Type of Service
Place of Service
Add to Surgery section - New Policy.
Replace Policy - Policy updated with literature search. Policy statement revised to indicate that RF ablation may be considered medically necessary for high-grade dysplasia. New policy statement added that cryoablation is considered investigational. Cryoablation added to the policy title. References added.
Replace Policy - Policy updated with literature search and TEC Assessment. No changes to policy statements. References 13-15, 18, 19 added; references 20 and 22 updated.
Replace policy. Policy updated with literature search. Policy statement updated to include RFA for treatment of Barrett’s esophagus with low-grade dysplasia, when the initial diagnosis of low-grade dysplasia is confirmed by a second pathologist who is an expert in GI pathology, as medically necessary. References 1, 2, 9, 10, 16, 18, 19, 30, 31 added; reference 32 updated.
Coding Section Update – ICD-10 codes are now effective 10/01/2014.
Update Related Policies. Add 2.01.87.

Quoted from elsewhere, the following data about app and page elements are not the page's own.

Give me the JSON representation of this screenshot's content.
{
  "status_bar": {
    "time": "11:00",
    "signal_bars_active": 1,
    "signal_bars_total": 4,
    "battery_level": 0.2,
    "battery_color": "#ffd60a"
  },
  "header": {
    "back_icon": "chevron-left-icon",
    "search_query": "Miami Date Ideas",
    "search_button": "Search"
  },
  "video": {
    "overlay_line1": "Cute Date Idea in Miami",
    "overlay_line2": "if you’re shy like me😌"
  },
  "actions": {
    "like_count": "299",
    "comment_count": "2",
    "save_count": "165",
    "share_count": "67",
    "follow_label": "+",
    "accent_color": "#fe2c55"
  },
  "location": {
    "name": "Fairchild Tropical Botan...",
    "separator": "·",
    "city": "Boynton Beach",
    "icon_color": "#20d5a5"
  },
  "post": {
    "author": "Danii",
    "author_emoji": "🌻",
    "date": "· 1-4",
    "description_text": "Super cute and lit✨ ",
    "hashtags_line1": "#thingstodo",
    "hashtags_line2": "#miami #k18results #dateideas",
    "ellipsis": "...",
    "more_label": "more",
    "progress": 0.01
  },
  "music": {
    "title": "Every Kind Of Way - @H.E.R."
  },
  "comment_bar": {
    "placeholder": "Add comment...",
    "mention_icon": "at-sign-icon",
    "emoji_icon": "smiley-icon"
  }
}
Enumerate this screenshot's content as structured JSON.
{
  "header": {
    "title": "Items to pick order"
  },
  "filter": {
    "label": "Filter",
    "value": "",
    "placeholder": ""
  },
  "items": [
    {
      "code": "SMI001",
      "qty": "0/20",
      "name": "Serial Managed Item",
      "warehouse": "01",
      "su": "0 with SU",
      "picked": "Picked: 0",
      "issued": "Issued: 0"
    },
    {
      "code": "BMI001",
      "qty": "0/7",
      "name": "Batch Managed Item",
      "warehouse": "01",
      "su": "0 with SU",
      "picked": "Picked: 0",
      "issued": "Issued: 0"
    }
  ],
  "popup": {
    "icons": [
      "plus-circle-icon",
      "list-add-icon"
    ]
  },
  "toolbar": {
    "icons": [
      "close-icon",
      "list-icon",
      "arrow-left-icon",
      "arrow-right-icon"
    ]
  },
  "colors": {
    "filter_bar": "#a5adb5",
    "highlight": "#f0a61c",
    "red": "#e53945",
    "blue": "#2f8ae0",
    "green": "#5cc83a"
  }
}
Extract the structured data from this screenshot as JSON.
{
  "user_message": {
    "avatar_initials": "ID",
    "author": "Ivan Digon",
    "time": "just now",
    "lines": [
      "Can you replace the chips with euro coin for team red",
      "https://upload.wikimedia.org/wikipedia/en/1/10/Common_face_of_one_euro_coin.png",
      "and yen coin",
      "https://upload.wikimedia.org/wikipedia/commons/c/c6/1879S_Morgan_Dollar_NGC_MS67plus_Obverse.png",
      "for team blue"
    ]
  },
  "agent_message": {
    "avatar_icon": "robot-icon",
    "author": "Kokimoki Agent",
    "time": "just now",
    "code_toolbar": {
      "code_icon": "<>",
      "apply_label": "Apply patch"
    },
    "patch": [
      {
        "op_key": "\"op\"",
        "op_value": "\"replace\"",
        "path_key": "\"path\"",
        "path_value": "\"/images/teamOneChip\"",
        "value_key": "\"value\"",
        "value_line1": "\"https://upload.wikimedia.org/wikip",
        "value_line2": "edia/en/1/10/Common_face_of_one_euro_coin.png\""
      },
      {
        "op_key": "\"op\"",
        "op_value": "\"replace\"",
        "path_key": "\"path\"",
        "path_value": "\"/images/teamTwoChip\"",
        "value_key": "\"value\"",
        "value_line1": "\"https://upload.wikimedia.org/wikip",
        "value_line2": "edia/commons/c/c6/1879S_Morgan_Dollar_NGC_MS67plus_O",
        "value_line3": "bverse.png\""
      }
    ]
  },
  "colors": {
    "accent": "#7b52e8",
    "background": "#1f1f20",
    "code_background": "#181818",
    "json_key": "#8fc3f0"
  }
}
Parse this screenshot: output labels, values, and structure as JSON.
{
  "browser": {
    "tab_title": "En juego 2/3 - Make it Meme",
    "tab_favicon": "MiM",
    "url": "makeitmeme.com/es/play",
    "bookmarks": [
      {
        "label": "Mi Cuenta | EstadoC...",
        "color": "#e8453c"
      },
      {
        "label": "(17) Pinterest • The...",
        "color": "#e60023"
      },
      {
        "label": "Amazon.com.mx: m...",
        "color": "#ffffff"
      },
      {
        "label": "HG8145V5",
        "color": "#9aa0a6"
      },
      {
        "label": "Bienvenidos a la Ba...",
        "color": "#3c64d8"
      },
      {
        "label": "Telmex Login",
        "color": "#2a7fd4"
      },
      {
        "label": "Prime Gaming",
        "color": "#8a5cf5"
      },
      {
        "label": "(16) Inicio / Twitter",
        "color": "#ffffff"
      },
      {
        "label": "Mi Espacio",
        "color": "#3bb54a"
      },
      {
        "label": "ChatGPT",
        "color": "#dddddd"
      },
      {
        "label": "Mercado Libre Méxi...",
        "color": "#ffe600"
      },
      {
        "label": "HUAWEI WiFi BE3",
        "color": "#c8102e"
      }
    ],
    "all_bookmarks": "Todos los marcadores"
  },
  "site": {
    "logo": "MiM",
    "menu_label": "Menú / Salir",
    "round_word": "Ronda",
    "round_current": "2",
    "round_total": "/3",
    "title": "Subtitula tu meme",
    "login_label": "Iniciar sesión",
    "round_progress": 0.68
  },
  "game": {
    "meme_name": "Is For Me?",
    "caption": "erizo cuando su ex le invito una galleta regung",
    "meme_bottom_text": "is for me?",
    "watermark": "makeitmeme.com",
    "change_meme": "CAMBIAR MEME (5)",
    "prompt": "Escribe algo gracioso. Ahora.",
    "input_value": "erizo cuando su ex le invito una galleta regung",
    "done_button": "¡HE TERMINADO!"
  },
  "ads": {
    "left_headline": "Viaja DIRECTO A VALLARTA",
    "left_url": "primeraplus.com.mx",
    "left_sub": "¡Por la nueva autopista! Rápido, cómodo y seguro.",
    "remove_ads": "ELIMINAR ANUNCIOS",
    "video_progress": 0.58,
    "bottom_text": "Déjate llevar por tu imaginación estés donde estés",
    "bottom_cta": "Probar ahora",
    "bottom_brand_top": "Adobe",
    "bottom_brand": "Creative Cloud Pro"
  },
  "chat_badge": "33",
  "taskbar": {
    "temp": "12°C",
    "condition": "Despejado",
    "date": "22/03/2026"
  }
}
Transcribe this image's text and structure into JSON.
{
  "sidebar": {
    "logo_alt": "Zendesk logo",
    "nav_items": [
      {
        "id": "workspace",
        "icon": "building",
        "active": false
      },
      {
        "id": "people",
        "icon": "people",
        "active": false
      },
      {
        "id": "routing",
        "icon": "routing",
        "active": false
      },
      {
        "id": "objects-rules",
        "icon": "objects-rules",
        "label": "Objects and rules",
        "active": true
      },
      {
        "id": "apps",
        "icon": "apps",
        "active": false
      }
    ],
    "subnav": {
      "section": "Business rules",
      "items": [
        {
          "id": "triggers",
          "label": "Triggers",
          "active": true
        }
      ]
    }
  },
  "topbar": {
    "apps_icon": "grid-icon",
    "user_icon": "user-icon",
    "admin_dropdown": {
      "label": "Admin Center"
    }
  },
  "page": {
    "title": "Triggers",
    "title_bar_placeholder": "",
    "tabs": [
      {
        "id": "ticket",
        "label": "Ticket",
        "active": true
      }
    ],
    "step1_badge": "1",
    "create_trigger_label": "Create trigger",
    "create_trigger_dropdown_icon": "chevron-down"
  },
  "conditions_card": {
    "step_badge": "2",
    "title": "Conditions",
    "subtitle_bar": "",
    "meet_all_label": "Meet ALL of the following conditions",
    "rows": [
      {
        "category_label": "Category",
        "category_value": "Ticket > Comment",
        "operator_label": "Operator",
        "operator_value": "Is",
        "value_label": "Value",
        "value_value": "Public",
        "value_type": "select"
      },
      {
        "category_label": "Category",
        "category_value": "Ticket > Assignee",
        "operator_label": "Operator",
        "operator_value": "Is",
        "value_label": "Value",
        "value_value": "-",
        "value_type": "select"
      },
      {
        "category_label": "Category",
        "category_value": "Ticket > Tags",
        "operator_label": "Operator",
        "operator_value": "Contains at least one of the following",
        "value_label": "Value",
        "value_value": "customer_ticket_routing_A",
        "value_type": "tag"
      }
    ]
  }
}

Replace policy. Policy updated with literature search through February 2013. No changes to policy statements. References 7, 8 and 32 updated. Add Related Policy 11.01.504.
Coding Update. CPT 43228 discontinued effective 12/31/13.
Disclaimer: This medical policy is a guide in evaluating the medical necessity of a particular service or treatment. The Company adopts policies after careful review of published peer-reviewed scientific literature, national guidelines and local standards of practice. Since medical technology is constantly changing, the Company reserves the right to review and update policies as appropriate. Member contracts differ in their benefits. Always consult the member benefit booklet or contact a member service representative to determine coverage for a specific medical service or supply. CPT codes, descriptions and materials are copyrighted by the American Medical Association (AMA).